Long-lost body of Iran's shah possibly found by heritage officials

A placard with an image of Iran's deposed shah Mohammed Reza Pahlavi is seen during a rally in support of Iranian anti-government protests in Los Angeles on Jan 7, 2018.
A placard with an image of Iran's deposed shah Mohammed Reza Pahlavi is seen during a rally in support of Iranian anti-government protests in Los Angeles on Jan 7, 2018.PHOTO: REUTERS

TEHERAN (AFP) - Teheran's heritage committee said on Monday (April 23) it has found a mummified body at the site of a former shah's tomb, raising a storm of interest over whether the long-lost corpse has been rediscovered.

After the 1979 revolution, the newly installed Islamic authorities did their best to erase any memories of the Pahlavi monarchy they had overthrown.
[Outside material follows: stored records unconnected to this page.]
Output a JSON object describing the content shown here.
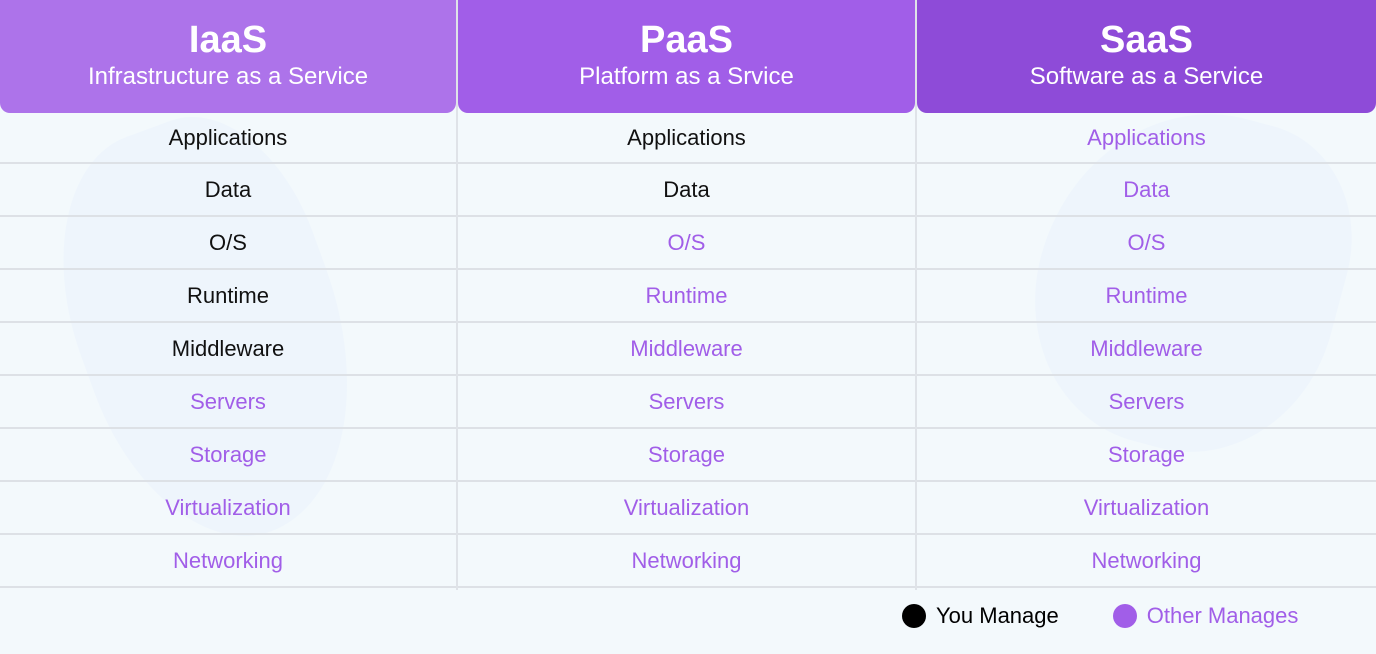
{
  "columns": [
    {
      "title": "IaaS",
      "subtitle": "Infrastructure as a Service",
      "header_color": "#ad73ea",
      "rows": [
        {
          "label": "Applications",
          "managed_by": "you"
        },
        {
          "label": "Data",
          "managed_by": "you"
        },
        {
          "label": "O/S",
          "managed_by": "you"
        },
        {
          "label": "Runtime",
          "managed_by": "you"
        },
        {
          "label": "Middleware",
          "managed_by": "you"
        },
        {
          "label": "Servers",
          "managed_by": "other"
        },
        {
          "label": "Storage",
          "managed_by": "other"
        },
        {
          "label": "Virtualization",
          "managed_by": "other"
        },
        {
          "label": "Networking",
          "managed_by": "other"
        }
      ]
    },
    {
      "title": "PaaS",
      "subtitle": "Platform as a Srvice",
      "header_color": "#a15ee8",
      "rows": [
        {
          "label": "Applications",
          "managed_by": "you"
        },
        {
          "label": "Data",
          "managed_by": "you"
        },
        {
          "label": "O/S",
          "managed_by": "other"
        },
        {
          "label": "Runtime",
          "managed_by": "other"
        },
        {
          "label": "Middleware",
          "managed_by": "other"
        },
        {
          "label": "Servers",
          "managed_by": "other"
        },
        {
          "label": "Storage",
          "managed_by": "other"
        },
        {
          "label": "Virtualization",
          "managed_by": "other"
        },
        {
          "label": "Networking",
          "managed_by": "other"
        }
      ]
    },
    {
      "title": "SaaS",
      "subtitle": "Software as a Service",
      "header_color": "#8e4bd8",
      "rows": [
        {
          "label": "Applications",
          "managed_by": "other"
        },
        {
          "label": "Data",
          "managed_by": "other"
        },
        {
          "label": "O/S",
          "managed_by": "other"
        },
        {
          "label": "Runtime",
          "managed_by": "other"
        },
        {
          "label": "Middleware",
          "managed_by": "other"
        },
        {
          "label": "Servers",
          "managed_by": "other"
        },
        {
          "label": "Storage",
          "managed_by": "other"
        },
        {
          "label": "Virtualization",
          "managed_by": "other"
        },
        {
          "label": "Networking",
          "managed_by": "other"
        }
      ]
    }
  ],
  "legend": {
    "you": {
      "label": "You Manage",
      "color": "#000000"
    },
    "other": {
      "label": "Other Manages",
      "color": "#a15ee8"
    }
  }
}
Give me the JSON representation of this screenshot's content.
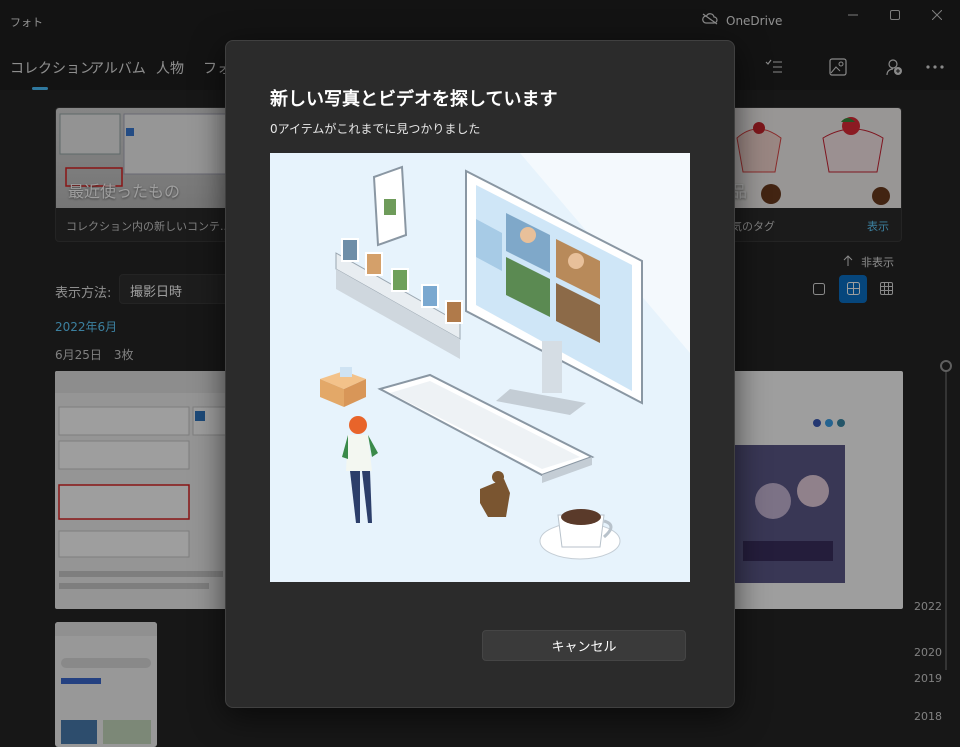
{
  "app": {
    "title": "フォト",
    "onedrive_label": "OneDrive"
  },
  "nav": {
    "tabs": [
      {
        "label": "コレクション",
        "active": true
      },
      {
        "label": "アルバム"
      },
      {
        "label": "人物"
      },
      {
        "label": "フォ"
      }
    ]
  },
  "cards": {
    "recent": {
      "overlay": "最近使ったもの",
      "caption": "コレクション内の新しいコンテ..."
    },
    "tags": {
      "overlay": "品",
      "caption": "気のタグ",
      "action": "表示"
    }
  },
  "controls": {
    "hide_label": "非表示",
    "view_by_label": "表示方法:",
    "view_by_value": "撮影日時"
  },
  "timeline": {
    "month": "2022年6月",
    "group_header": "6月25日　3枚",
    "years": [
      "2022",
      "2020",
      "2019",
      "2018"
    ]
  },
  "dialog": {
    "title": "新しい写真とビデオを探しています",
    "subtitle": "0アイテムがこれまでに見つかりました",
    "cancel_label": "キャンセル"
  },
  "colors": {
    "accent": "#4cc2ff",
    "link": "#60cdff",
    "background": "#202020",
    "dialog": "#2b2b2b"
  }
}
This included destroying the enormous tomb in south Teheran of Reza Shah Pahlavi, the military strongman who seized control of the country in the 1920s and abdicated in favour of his son in 1941 under pressure from the British.

Despite efforts to uncover his corpse, it was never found.

But on Monday, the head of the Teheran council's Cultural Heritage and Tourism Committee told state news agency IRNA that a mummified body had been found at the site, during expansion work on an Islamic shrine.

Mr Hassan Khalilabadi said it was "a possibility" the body belonged to Reza Shah Pahlavi.

"This will be examined by responsible bodies," he said.

The press office of the Abdol Azim shrine, which was being renovated, said the claims were just a rumour.

"The area surrounding the shrine was previously a cemetery, so discovering a body in this area is natural," said its PR director Mostafa Ajoorloo, according to the semi-official ISNA news agency.

The issue nonetheless triggered considerable interest on social media.

"Reza Shah's mausoleum was not just destroyed, it was turned over in the hope of finding his rotten bones, to no avail. And now he has emerged himself! Oh my God!" wrote one Twitter user.

The Pahlavis are a touchy subject for Iran's clerical rulers, who worry they are increasingly popular among young people with no memory of the revolution and the former regime.

Persian nationalism, with a particular reverence for Iran's pre-Islamic civilisation, has also been resurgent.

In recent years, attempts to mark "Cyrus Day" at the tomb of ancient Persian king Cyrus the Great in southern Iran have been blocked by the authorities and organisers arrested.

Mr Reza Pahlavi, grandson to the man buried in south Teheran, has remained an opposition figure in exile and supported the mass protests that hit the country in December and January.